◆ PROBLEM TO WORK ON: Write out each record below exactly as it appears, with no pictures.

◆ DATA SHOWN:

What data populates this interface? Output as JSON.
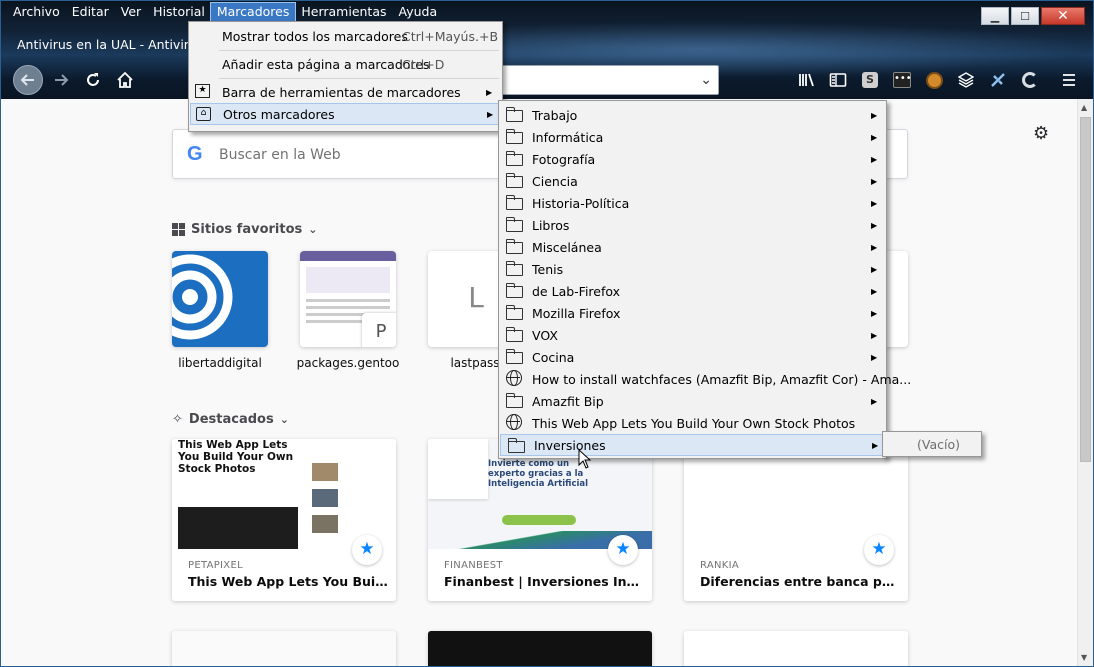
{
  "menubar": {
    "items": [
      "Archivo",
      "Editar",
      "Ver",
      "Historial",
      "Marcadores",
      "Herramientas",
      "Ayuda"
    ],
    "active": "Marcadores"
  },
  "tab": {
    "title": "Antivirus en la UAL - Antivirus -"
  },
  "window_controls": {
    "minimize": "▁",
    "maximize": "☐",
    "close": "✕"
  },
  "search": {
    "placeholder": "Buscar en la Web",
    "logo": "G"
  },
  "sections": {
    "top_sites": "Sitios favoritos",
    "highlights": "Destacados"
  },
  "top_sites": [
    {
      "label": "libertaddigital"
    },
    {
      "label": "packages.gentoo",
      "badge": "P"
    },
    {
      "label": "lastpass",
      "letter": "L"
    }
  ],
  "highlights": [
    {
      "source": "PETAPIXEL",
      "title": "This Web App Lets You Build Your...",
      "image_heading": "This Web App Lets You Build Your Own Stock Photos"
    },
    {
      "source": "FINANBEST",
      "title": "Finanbest | Inversiones Inteligentes",
      "image_heading": "Invierte como un experto gracias a la Inteligencia Artificial"
    },
    {
      "source": "RANKIA",
      "title": "Diferencias entre banca personal y..."
    }
  ],
  "bookmarks_menu": [
    {
      "label": "Mostrar todos los marcadores",
      "shortcut": "Ctrl+Mayús.+B"
    },
    {
      "label": "Añadir esta página a marcadores",
      "shortcut": "Ctrl+D"
    },
    {
      "label": "Barra de herramientas de marcadores",
      "submenu": true
    },
    {
      "label": "Otros marcadores",
      "submenu": true
    }
  ],
  "other_bookmarks": [
    {
      "label": "Trabajo",
      "type": "folder"
    },
    {
      "label": "Informática",
      "type": "folder"
    },
    {
      "label": "Fotografía",
      "type": "folder"
    },
    {
      "label": "Ciencia",
      "type": "folder"
    },
    {
      "label": "Historia-Política",
      "type": "folder"
    },
    {
      "label": "Libros",
      "type": "folder"
    },
    {
      "label": "Miscelánea",
      "type": "folder"
    },
    {
      "label": "Tenis",
      "type": "folder"
    },
    {
      "label": "de Lab-Firefox",
      "type": "folder"
    },
    {
      "label": "Mozilla Firefox",
      "type": "folder"
    },
    {
      "label": "VOX",
      "type": "folder"
    },
    {
      "label": "Cocina",
      "type": "folder"
    },
    {
      "label": "How to install watchfaces (Amazfit Bip, Amazfit Cor) - Ama...",
      "type": "link"
    },
    {
      "label": "Amazfit Bip",
      "type": "folder"
    },
    {
      "label": "This Web App Lets You Build Your Own Stock Photos",
      "type": "link"
    },
    {
      "label": "Inversiones",
      "type": "folder",
      "highlighted": true
    }
  ],
  "inversiones_submenu": {
    "empty_label": "(Vacío)"
  },
  "colors": {
    "accent": "#0a84ff",
    "menu_highlight": "#dbe7f5",
    "menubar_active": "#3a78c4"
  }
}
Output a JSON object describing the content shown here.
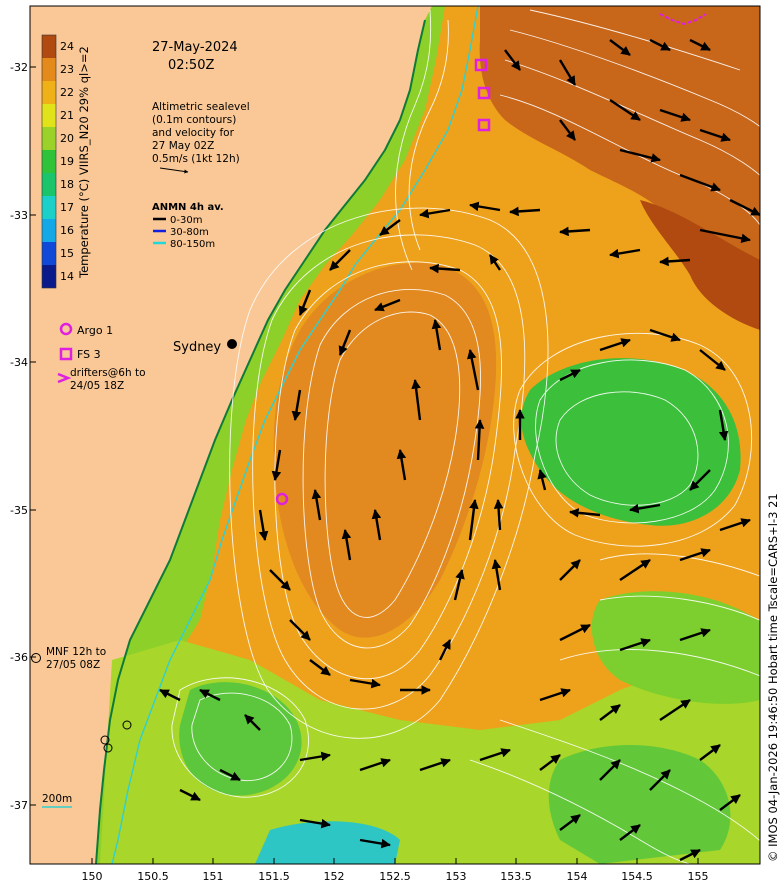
{
  "header": {
    "date": "27-May-2024",
    "time": "02:50Z"
  },
  "colorbar": {
    "label": "Temperature (°C) VIIRS_N20 29% ql>=2",
    "ticks": [
      "14",
      "15",
      "16",
      "17",
      "18",
      "19",
      "20",
      "21",
      "22",
      "23",
      "24"
    ],
    "colors": [
      "#0a1a8a",
      "#1048d8",
      "#15a8e6",
      "#1ad0c8",
      "#19c46a",
      "#2fc33a",
      "#9ad22a",
      "#e0e21a",
      "#f0b018",
      "#e48a1a",
      "#b04a10"
    ]
  },
  "altimetry_note": {
    "lines": [
      "Altimetric sealevel",
      "(0.1m contours)",
      "and velocity for",
      "27 May 02Z",
      "0.5m/s (1kt 12h)"
    ]
  },
  "anmn_legend": {
    "title": "ANMN 4h av.",
    "items": [
      {
        "label": "0-30m",
        "color": "#000000"
      },
      {
        "label": "30-80m",
        "color": "#1020e0"
      },
      {
        "label": "80-150m",
        "color": "#20d8d8"
      }
    ]
  },
  "platforms": {
    "argo_label": "Argo 1",
    "fs_label": "FS 3",
    "drifters_label_1": "drifters@6h to",
    "drifters_label_2": "24/05 18Z",
    "mnf_label_1": "MNF 12h to",
    "mnf_label_2": "27/05 08Z",
    "marker_color": "#e020e0"
  },
  "place": {
    "sydney": "Sydney"
  },
  "scale": {
    "isobath": "200m"
  },
  "axes": {
    "lon_ticks": [
      "150",
      "150.5",
      "151",
      "151.5",
      "152",
      "152.5",
      "153",
      "153.5",
      "154",
      "154.5",
      "155"
    ],
    "lat_ticks": [
      "-32",
      "-33",
      "-34",
      "-35",
      "-36",
      "-37"
    ]
  },
  "credit": "© IMOS 04-Jan-2026 19:46:50 Hobart time Tscale=CARS+l-3 21"
}
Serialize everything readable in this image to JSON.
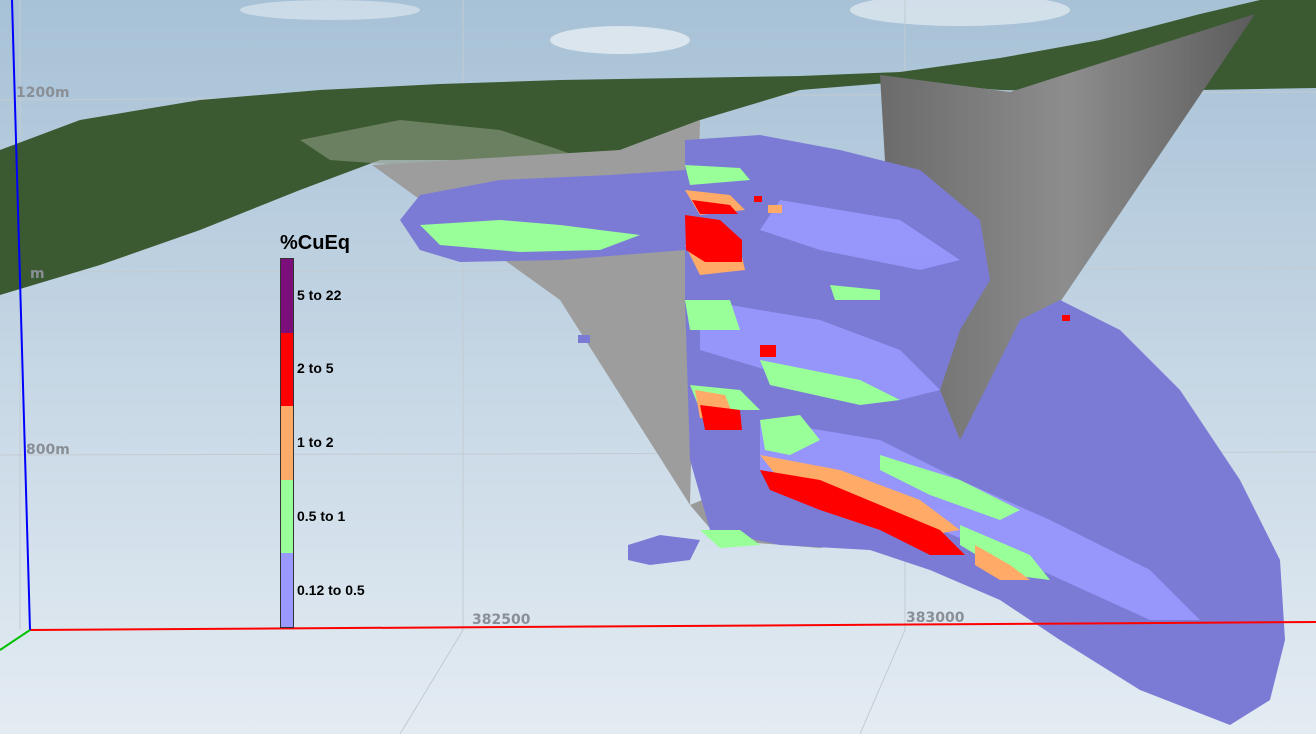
{
  "axes": {
    "elevation_labels": [
      "1200m",
      "m",
      "800m"
    ],
    "easting_labels": [
      "382500",
      "383000"
    ]
  },
  "legend": {
    "title": "%CuEq",
    "classes": [
      {
        "label": "5 to 22",
        "color": "#7b0e7b"
      },
      {
        "label": "2 to 5",
        "color": "#ff0000"
      },
      {
        "label": "1 to 2",
        "color": "#ffaa66"
      },
      {
        "label": "0.5 to 1",
        "color": "#99ff99"
      },
      {
        "label": "0.12 to 0.5",
        "color": "#9999ff"
      }
    ]
  },
  "colors": {
    "sky_top": "#a9c3d8",
    "sky_bottom": "#e2ebf2",
    "terrain": "#3b5a32",
    "pit_shell": "#8f8f8f",
    "block_low": "#7b7bd6",
    "axis_x": "#ff0000",
    "axis_y": "#0000ff",
    "axis_z": "#00c000"
  }
}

◆ ANSWER BOX:
What data populates this interface? Output as JSON.
{
  "menubar": {
    "items": [
      "Archivo",
      "Editar",
      "Ver",
      "Historial",
      "Marcadores",
      "Herramientas",
      "Ayuda"
    ],
    "active": "Marcadores"
  },
  "tab": {
    "title": "Antivirus en la UAL - Antivirus -"
  },
  "window_controls": {
    "minimize": "▁",
    "maximize": "☐",
    "close": "✕"
  },
  "search": {
    "placeholder": "Buscar en la Web",
    "logo": "G"
  },
  "sections": {
    "top_sites": "Sitios favoritos",
    "highlights": "Destacados"
  },
  "top_sites": [
    {
      "label": "libertaddigital"
    },
    {
      "label": "packages.gentoo",
      "badge": "P"
    },
    {
      "label": "lastpass",
      "letter": "L"
    }
  ],
  "highlights": [
    {
      "source": "PETAPIXEL",
      "title": "This Web App Lets You Build Your...",
      "image_heading": "This Web App Lets You Build Your Own Stock Photos"
    },
    {
      "source": "FINANBEST",
      "title": "Finanbest | Inversiones Inteligentes",
      "image_heading": "Invierte como un experto gracias a la Inteligencia Artificial"
    },
    {
      "source": "RANKIA",
      "title": "Diferencias entre banca personal y..."
    }
  ],
  "bookmarks_menu": [
    {
      "label": "Mostrar todos los marcadores",
      "shortcut": "Ctrl+Mayús.+B"
    },
    {
      "label": "Añadir esta página a marcadores",
      "shortcut": "Ctrl+D"
    },
    {
      "label": "Barra de herramientas de marcadores",
      "submenu": true
    },
    {
      "label": "Otros marcadores",
      "submenu": true
    }
  ],
  "other_bookmarks": [
    {
      "label": "Trabajo",
      "type": "folder"
    },
    {
      "label": "Informática",
      "type": "folder"
    },
    {
      "label": "Fotografía",
      "type": "folder"
    },
    {
      "label": "Ciencia",
      "type": "folder"
    },
    {
      "label": "Historia-Política",
      "type": "folder"
    },
    {
      "label": "Libros",
      "type": "folder"
    },
    {
      "label": "Miscelánea",
      "type": "folder"
    },
    {
      "label": "Tenis",
      "type": "folder"
    },
    {
      "label": "de Lab-Firefox",
      "type": "folder"
    },
    {
      "label": "Mozilla Firefox",
      "type": "folder"
    },
    {
      "label": "VOX",
      "type": "folder"
    },
    {
      "label": "Cocina",
      "type": "folder"
    },
    {
      "label": "How to install watchfaces (Amazfit Bip, Amazfit Cor) - Ama...",
      "type": "link"
    },
    {
      "label": "Amazfit Bip",
      "type": "folder"
    },
    {
      "label": "This Web App Lets You Build Your Own Stock Photos",
      "type": "link"
    },
    {
      "label": "Inversiones",
      "type": "folder",
      "highlighted": true
    }
  ],
  "inversiones_submenu": {
    "empty_label": "(Vacío)"
  },
  "colors": {
    "accent": "#0a84ff",
    "menu_highlight": "#dbe7f5",
    "menubar_active": "#3a78c4"
  }
}
Output a JSON object describing the content shown here.
{
  "header": {
    "date": "27-May-2024",
    "time": "02:50Z"
  },
  "colorbar": {
    "label": "Temperature (°C) VIIRS_N20 29% ql>=2",
    "ticks": [
      "14",
      "15",
      "16",
      "17",
      "18",
      "19",
      "20",
      "21",
      "22",
      "23",
      "24"
    ],
    "colors": [
      "#0a1a8a",
      "#1048d8",
      "#15a8e6",
      "#1ad0c8",
      "#19c46a",
      "#2fc33a",
      "#9ad22a",
      "#e0e21a",
      "#f0b018",
      "#e48a1a",
      "#b04a10"
    ]
  },
  "altimetry_note": {
    "lines": [
      "Altimetric sealevel",
      "(0.1m contours)",
      "and velocity for",
      "27 May 02Z",
      "0.5m/s (1kt 12h)"
    ]
  },
  "anmn_legend": {
    "title": "ANMN 4h av.",
    "items": [
      {
        "label": "0-30m",
        "color": "#000000"
      },
      {
        "label": "30-80m",
        "color": "#1020e0"
      },
      {
        "label": "80-150m",
        "color": "#20d8d8"
      }
    ]
  },
  "platforms": {
    "argo_label": "Argo 1",
    "fs_label": "FS 3",
    "drifters_label_1": "drifters@6h to",
    "drifters_label_2": "24/05 18Z",
    "mnf_label_1": "MNF 12h to",
    "mnf_label_2": "27/05 08Z",
    "marker_color": "#e020e0"
  },
  "place": {
    "sydney": "Sydney"
  },
  "scale": {
    "isobath": "200m"
  },
  "axes": {
    "lon_ticks": [
      "150",
      "150.5",
      "151",
      "151.5",
      "152",
      "152.5",
      "153",
      "153.5",
      "154",
      "154.5",
      "155"
    ],
    "lat_ticks": [
      "-32",
      "-33",
      "-34",
      "-35",
      "-36",
      "-37"
    ]
  },
  "credit": "© IMOS 04-Jan-2026 19:46:50 Hobart time Tscale=CARS+l-3 21"
}
Serialize everything readable in this image to JSON.
{
  "axes": {
    "elevation_labels": [
      "1200m",
      "m",
      "800m"
    ],
    "easting_labels": [
      "382500",
      "383000"
    ]
  },
  "legend": {
    "title": "%CuEq",
    "classes": [
      {
        "label": "5 to 22",
        "color": "#7b0e7b"
      },
      {
        "label": "2 to 5",
        "color": "#ff0000"
      },
      {
        "label": "1 to 2",
        "color": "#ffaa66"
      },
      {
        "label": "0.5 to 1",
        "color": "#99ff99"
      },
      {
        "label": "0.12 to 0.5",
        "color": "#9999ff"
      }
    ]
  },
  "colors": {
    "sky_top": "#a9c3d8",
    "sky_bottom": "#e2ebf2",
    "terrain": "#3b5a32",
    "pit_shell": "#8f8f8f",
    "block_low": "#7b7bd6",
    "axis_x": "#ff0000",
    "axis_y": "#0000ff",
    "axis_z": "#00c000"
  }
}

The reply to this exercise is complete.